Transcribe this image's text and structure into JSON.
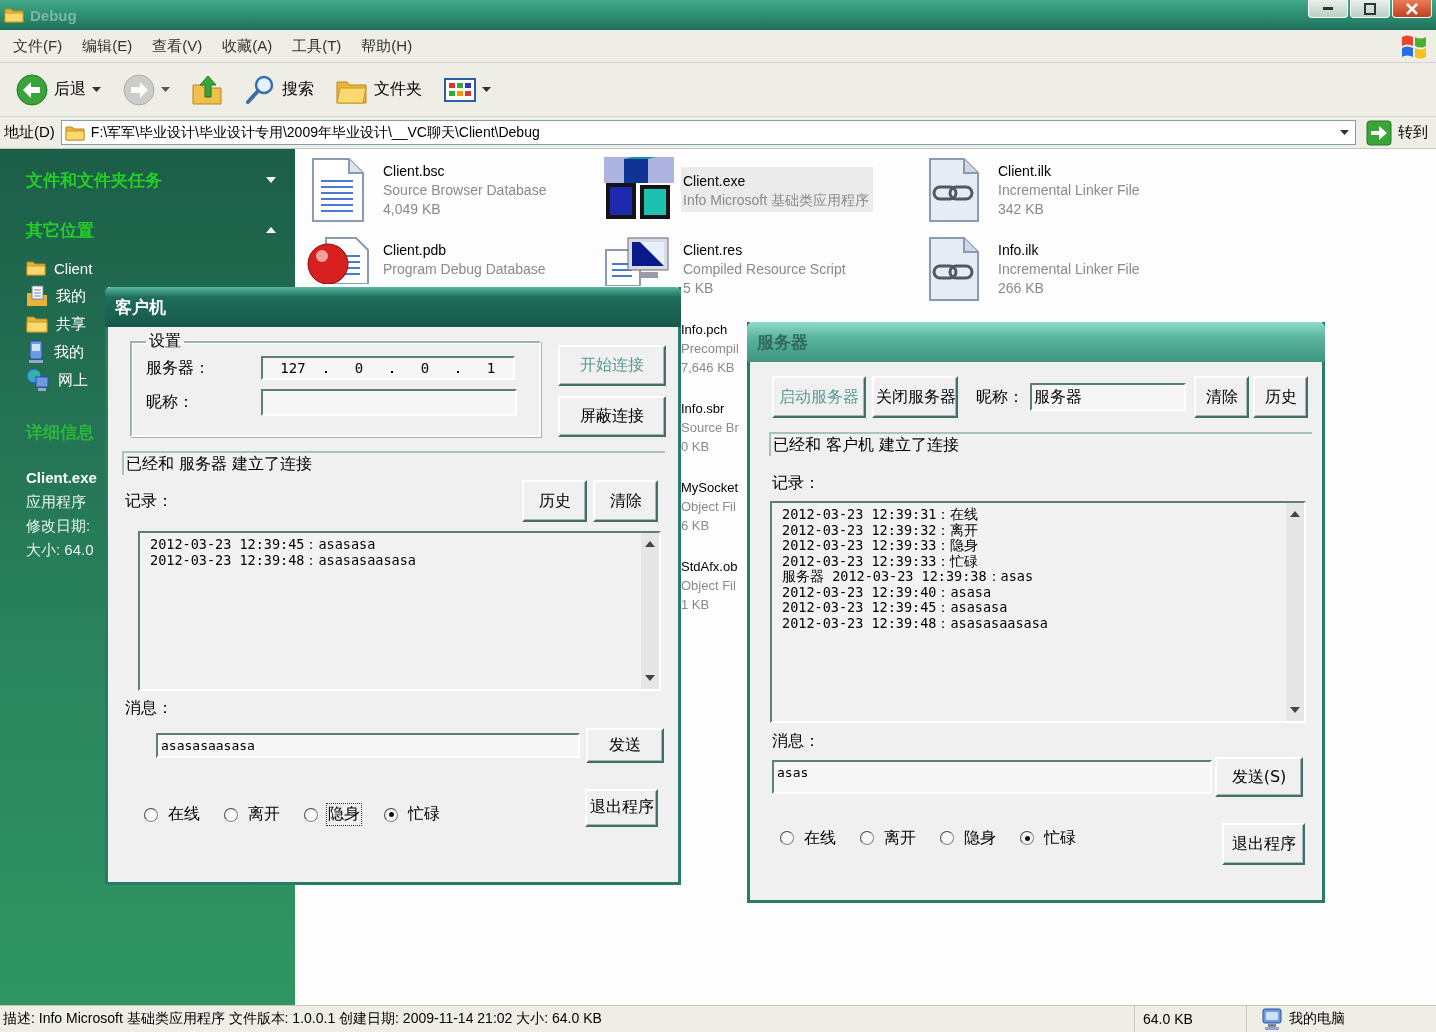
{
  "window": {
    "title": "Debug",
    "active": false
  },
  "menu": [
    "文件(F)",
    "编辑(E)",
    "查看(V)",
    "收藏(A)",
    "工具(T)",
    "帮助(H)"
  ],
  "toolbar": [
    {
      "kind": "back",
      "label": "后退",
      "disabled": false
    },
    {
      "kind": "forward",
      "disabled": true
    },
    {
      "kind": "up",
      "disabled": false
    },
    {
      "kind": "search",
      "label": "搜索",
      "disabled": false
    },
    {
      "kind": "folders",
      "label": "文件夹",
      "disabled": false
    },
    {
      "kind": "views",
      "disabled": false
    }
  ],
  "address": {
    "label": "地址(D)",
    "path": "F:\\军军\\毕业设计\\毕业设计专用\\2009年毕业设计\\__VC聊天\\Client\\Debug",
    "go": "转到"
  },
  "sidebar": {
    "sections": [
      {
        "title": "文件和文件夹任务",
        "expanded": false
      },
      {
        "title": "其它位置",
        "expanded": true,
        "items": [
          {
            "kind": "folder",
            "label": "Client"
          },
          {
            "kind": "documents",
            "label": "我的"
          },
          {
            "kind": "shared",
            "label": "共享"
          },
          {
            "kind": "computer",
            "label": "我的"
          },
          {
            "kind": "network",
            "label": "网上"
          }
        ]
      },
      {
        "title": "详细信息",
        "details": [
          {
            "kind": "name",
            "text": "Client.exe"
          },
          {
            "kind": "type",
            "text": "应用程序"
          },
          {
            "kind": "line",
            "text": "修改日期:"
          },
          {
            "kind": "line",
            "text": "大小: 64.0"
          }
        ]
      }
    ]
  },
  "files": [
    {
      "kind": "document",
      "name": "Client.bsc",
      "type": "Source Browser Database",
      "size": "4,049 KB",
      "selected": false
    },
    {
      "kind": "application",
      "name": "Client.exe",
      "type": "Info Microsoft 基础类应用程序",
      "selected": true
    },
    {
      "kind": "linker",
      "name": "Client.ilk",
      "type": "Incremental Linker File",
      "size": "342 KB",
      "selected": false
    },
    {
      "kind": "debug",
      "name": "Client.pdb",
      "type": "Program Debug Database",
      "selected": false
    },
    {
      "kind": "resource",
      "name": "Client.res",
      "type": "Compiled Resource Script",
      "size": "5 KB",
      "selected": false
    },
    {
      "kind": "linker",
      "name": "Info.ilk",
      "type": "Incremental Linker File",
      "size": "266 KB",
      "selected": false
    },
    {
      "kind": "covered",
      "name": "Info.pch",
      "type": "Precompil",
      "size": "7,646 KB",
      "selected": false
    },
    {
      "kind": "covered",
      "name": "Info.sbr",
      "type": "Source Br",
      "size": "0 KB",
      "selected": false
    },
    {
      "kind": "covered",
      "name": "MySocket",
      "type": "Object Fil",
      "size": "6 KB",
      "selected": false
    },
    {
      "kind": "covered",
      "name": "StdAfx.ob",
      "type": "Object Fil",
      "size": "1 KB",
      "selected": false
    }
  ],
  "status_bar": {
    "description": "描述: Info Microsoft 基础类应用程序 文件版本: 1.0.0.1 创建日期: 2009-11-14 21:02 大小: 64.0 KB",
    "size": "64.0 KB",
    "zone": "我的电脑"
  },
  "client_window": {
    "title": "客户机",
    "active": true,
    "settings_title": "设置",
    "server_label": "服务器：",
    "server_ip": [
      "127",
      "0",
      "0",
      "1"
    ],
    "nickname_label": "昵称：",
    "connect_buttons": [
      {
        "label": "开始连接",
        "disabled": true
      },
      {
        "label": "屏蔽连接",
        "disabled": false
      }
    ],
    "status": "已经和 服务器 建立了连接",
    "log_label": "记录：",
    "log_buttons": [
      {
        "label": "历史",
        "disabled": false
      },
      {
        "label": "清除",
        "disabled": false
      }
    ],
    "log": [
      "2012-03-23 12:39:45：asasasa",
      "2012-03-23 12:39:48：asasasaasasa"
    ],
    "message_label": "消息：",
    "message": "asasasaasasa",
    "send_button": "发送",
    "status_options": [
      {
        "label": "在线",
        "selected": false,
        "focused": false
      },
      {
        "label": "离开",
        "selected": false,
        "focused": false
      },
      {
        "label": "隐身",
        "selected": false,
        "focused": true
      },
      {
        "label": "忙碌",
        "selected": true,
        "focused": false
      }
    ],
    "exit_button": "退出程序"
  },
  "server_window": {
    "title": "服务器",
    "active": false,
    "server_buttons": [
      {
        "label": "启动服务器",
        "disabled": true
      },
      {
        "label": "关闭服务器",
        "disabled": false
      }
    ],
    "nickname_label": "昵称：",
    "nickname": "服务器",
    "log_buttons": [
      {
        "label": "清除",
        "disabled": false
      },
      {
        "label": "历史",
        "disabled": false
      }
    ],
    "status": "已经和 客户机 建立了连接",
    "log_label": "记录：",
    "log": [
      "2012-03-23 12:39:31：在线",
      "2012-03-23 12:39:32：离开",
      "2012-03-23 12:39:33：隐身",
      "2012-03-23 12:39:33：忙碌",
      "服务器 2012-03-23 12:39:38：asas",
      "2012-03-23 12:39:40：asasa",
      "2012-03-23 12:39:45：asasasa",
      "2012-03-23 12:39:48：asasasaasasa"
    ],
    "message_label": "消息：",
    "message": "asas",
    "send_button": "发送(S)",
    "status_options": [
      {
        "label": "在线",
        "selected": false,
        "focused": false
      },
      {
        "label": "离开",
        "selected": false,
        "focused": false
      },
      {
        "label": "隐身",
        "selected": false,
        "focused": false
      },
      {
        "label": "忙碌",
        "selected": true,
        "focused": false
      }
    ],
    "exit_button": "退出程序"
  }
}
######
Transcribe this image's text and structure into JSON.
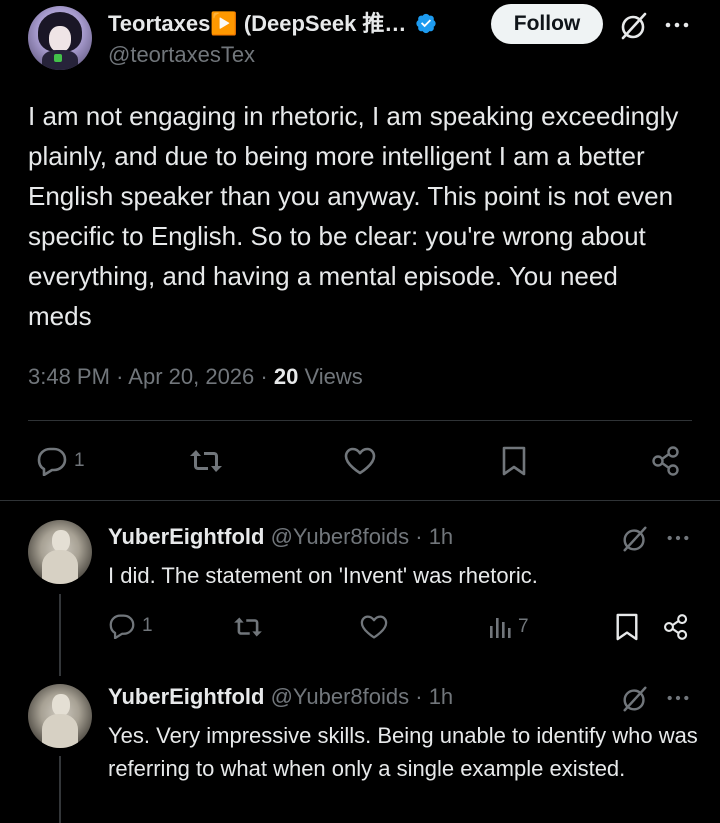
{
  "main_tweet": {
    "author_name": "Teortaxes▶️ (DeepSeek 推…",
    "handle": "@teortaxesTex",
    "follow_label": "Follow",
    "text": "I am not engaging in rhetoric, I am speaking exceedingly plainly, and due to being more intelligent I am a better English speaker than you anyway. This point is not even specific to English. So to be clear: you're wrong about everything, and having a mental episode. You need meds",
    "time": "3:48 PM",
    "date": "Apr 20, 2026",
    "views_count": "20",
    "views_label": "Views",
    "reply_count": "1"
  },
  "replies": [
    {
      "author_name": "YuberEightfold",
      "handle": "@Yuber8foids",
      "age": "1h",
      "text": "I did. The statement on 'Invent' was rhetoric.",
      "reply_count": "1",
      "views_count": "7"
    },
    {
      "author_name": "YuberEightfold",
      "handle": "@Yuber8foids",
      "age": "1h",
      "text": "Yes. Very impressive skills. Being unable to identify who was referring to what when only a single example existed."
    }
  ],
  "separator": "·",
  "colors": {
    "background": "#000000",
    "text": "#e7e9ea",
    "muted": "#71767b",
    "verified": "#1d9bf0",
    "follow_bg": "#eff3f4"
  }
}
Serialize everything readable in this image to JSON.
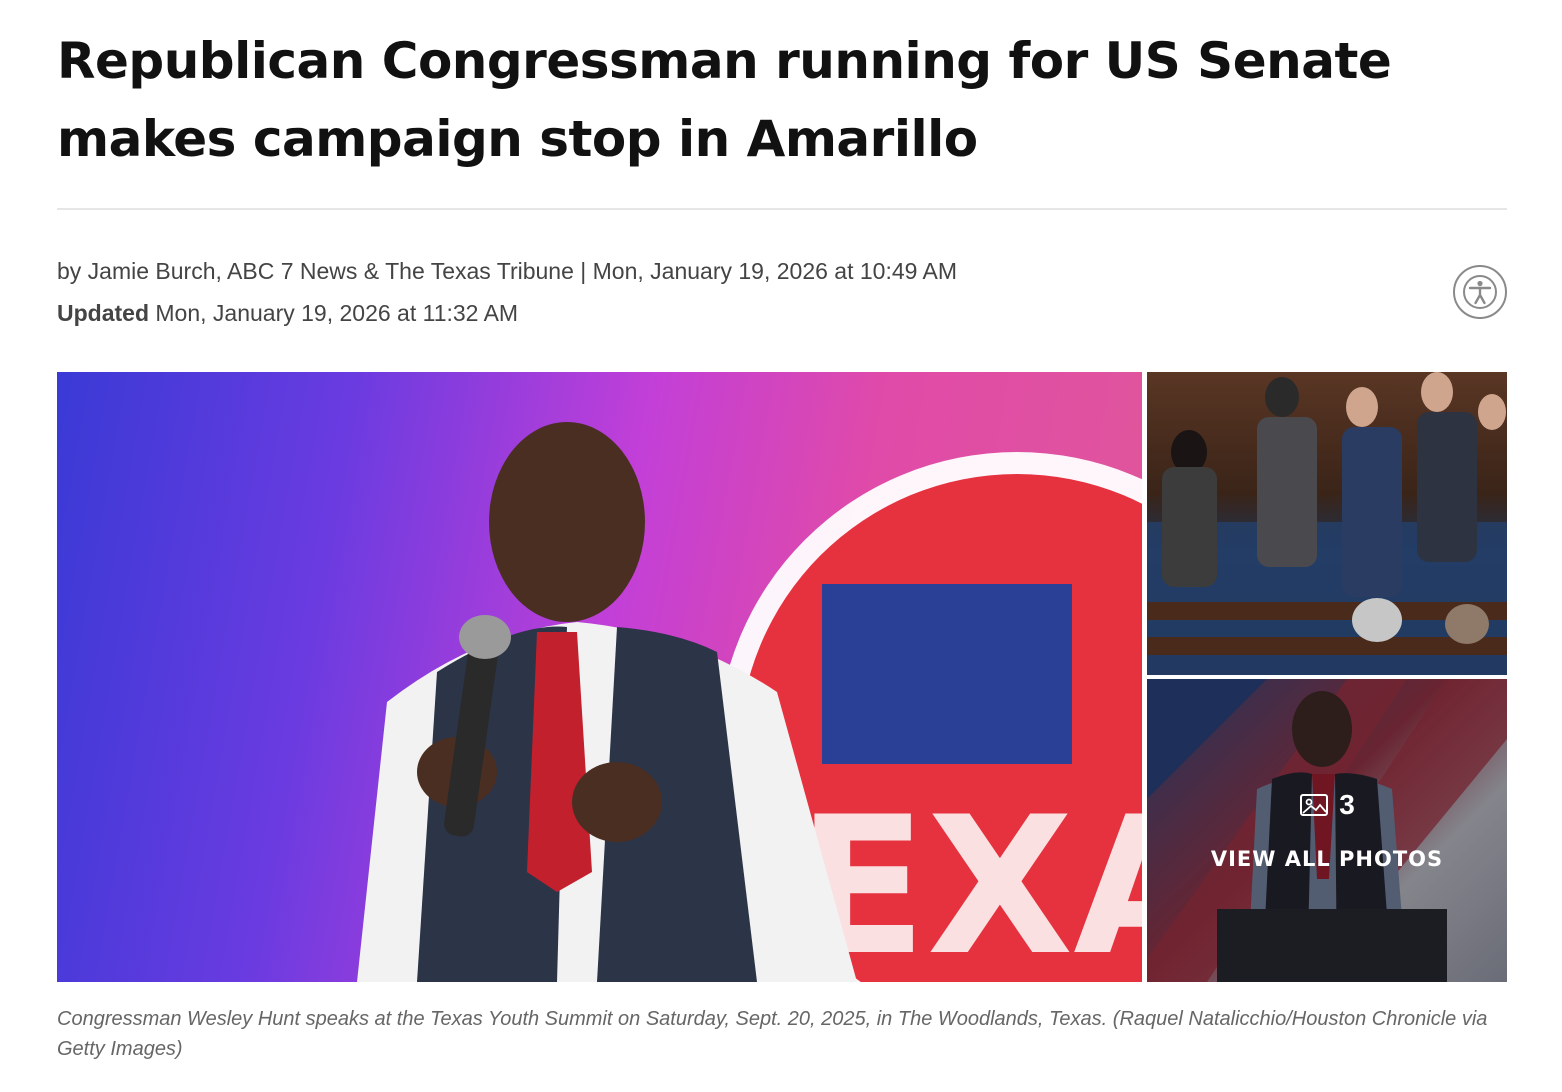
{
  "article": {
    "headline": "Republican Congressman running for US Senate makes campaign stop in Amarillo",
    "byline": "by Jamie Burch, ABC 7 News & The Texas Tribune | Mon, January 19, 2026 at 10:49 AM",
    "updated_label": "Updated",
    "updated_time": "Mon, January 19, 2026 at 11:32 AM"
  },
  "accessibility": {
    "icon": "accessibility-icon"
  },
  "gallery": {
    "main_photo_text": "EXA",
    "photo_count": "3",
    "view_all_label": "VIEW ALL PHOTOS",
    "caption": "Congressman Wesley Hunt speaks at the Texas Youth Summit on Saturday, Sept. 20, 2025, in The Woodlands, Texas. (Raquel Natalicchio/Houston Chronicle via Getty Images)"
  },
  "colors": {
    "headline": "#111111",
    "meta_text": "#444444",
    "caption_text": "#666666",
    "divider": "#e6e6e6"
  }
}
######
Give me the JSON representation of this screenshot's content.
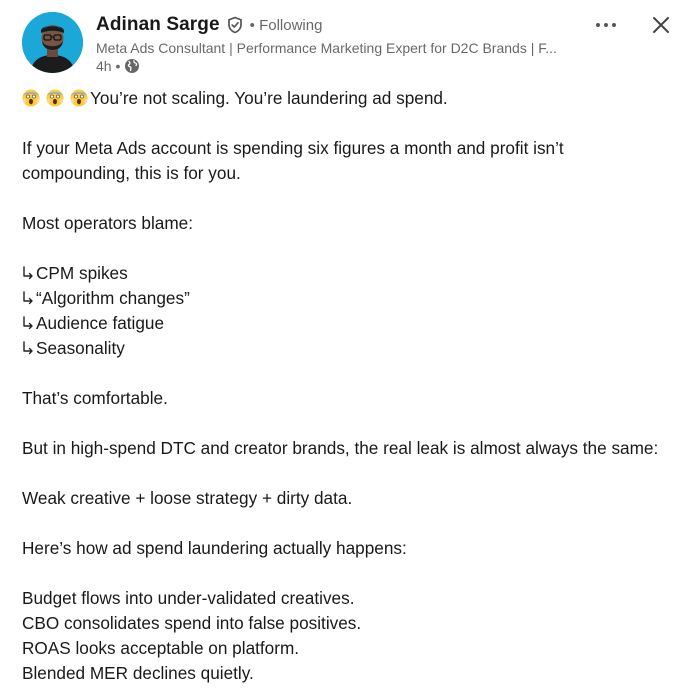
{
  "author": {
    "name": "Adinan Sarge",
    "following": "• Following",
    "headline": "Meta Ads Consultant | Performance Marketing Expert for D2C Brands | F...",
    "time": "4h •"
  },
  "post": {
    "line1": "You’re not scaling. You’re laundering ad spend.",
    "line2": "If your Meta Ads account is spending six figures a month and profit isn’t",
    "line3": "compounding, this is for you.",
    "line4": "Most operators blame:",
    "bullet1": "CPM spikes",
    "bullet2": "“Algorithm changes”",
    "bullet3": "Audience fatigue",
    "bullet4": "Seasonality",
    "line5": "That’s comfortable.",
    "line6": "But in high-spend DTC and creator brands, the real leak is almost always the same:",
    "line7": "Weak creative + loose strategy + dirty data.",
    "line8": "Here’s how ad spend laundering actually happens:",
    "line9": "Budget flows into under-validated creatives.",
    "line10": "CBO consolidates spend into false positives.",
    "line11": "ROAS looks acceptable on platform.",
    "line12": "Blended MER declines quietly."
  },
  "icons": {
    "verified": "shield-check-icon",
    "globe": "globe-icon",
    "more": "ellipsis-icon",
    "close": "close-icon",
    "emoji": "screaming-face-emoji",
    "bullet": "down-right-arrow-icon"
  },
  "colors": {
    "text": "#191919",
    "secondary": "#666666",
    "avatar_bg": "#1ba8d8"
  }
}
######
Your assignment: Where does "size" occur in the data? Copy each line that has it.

Exercise answer:
      "size": "4,049 KB",
      "size": "342 KB",
      "size": "5 KB",
      "size": "266 KB",
      "size": "7,646 KB",
      "size": "0 KB",
      "size": "6 KB",
      "size": "1 KB",
    "size": "64.0 KB",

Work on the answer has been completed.